## About this task
Give, as a bare number, the count of lines below that contain "tests".

## Available data
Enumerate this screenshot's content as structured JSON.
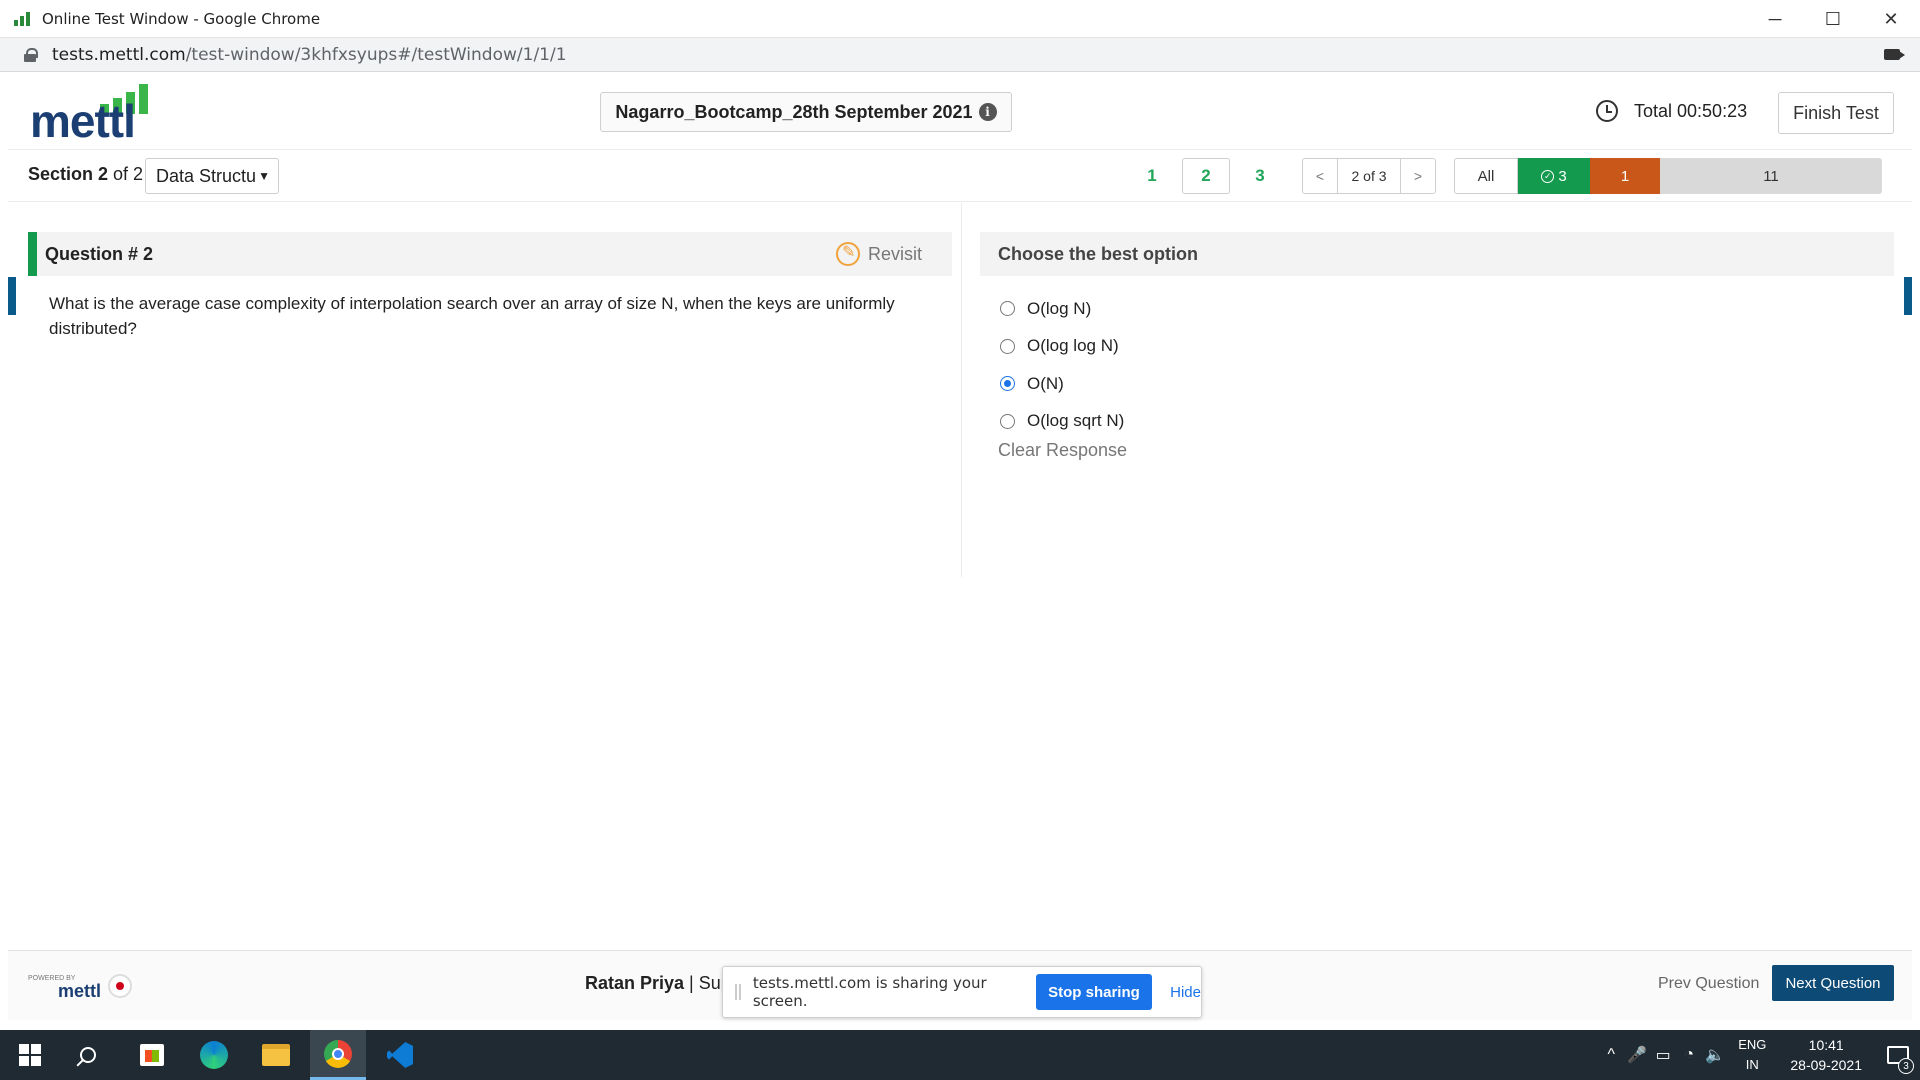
{
  "browser": {
    "window_title": "Online Test Window - Google Chrome",
    "url_host": "tests.mettl.com",
    "url_path": "/test-window/3khfxsyups#/testWindow/1/1/1",
    "controls": {
      "minimize": "─",
      "maximize": "☐",
      "close": "✕"
    }
  },
  "header": {
    "logo_text": "mettl",
    "test_name": "Nagarro_Bootcamp_28th September 2021",
    "info_icon": "i",
    "timer_label": "Total 00:50:23",
    "finish_label": "Finish Test"
  },
  "section_bar": {
    "section_bold": "Section 2",
    "section_rest": " of 2",
    "section_select": "Data Structu",
    "question_numbers": [
      "1",
      "2",
      "3"
    ],
    "pager_prev": "<",
    "pager_text": "2 of 3",
    "pager_next": ">",
    "filters": {
      "all": "All",
      "answered": "3",
      "revisit": "1",
      "unanswered": "11"
    }
  },
  "question": {
    "title": "Question # 2",
    "revisit_label": "Revisit",
    "text": "What is the average case complexity of interpolation search over an array of size N, when the keys are uniformly distributed?"
  },
  "answer": {
    "header": "Choose the best option",
    "options": [
      {
        "label": "O(log N)",
        "selected": false
      },
      {
        "label": "O(log log N)",
        "selected": false
      },
      {
        "label": "O(N)",
        "selected": true
      },
      {
        "label": "O(log sqrt N)",
        "selected": false
      }
    ],
    "clear_label": "Clear Response"
  },
  "footer": {
    "powered_by": "POWERED BY",
    "powered_word": "mettl",
    "user_name": "Ratan Priya",
    "user_rest": " | Sup",
    "prev_label": "Prev Question",
    "next_label": "Next Question"
  },
  "share_bar": {
    "message": "tests.mettl.com is sharing your screen.",
    "stop_label": "Stop sharing",
    "hide_label": "Hide"
  },
  "taskbar": {
    "lang_top": "ENG",
    "lang_bottom": "IN",
    "time": "10:41",
    "date": "28-09-2021",
    "notification_count": "3",
    "tray_chevron": "^",
    "tray_mic": "🎤",
    "tray_battery": "▭",
    "tray_wifi": "◔",
    "tray_volume": "🔈"
  },
  "colors": {
    "answered": "#149a4e",
    "revisit": "#c9571a",
    "unanswered": "#d9d9d9",
    "next_button": "#0d4a75",
    "accent_blue": "#1a73e8"
  }
}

## Task response
2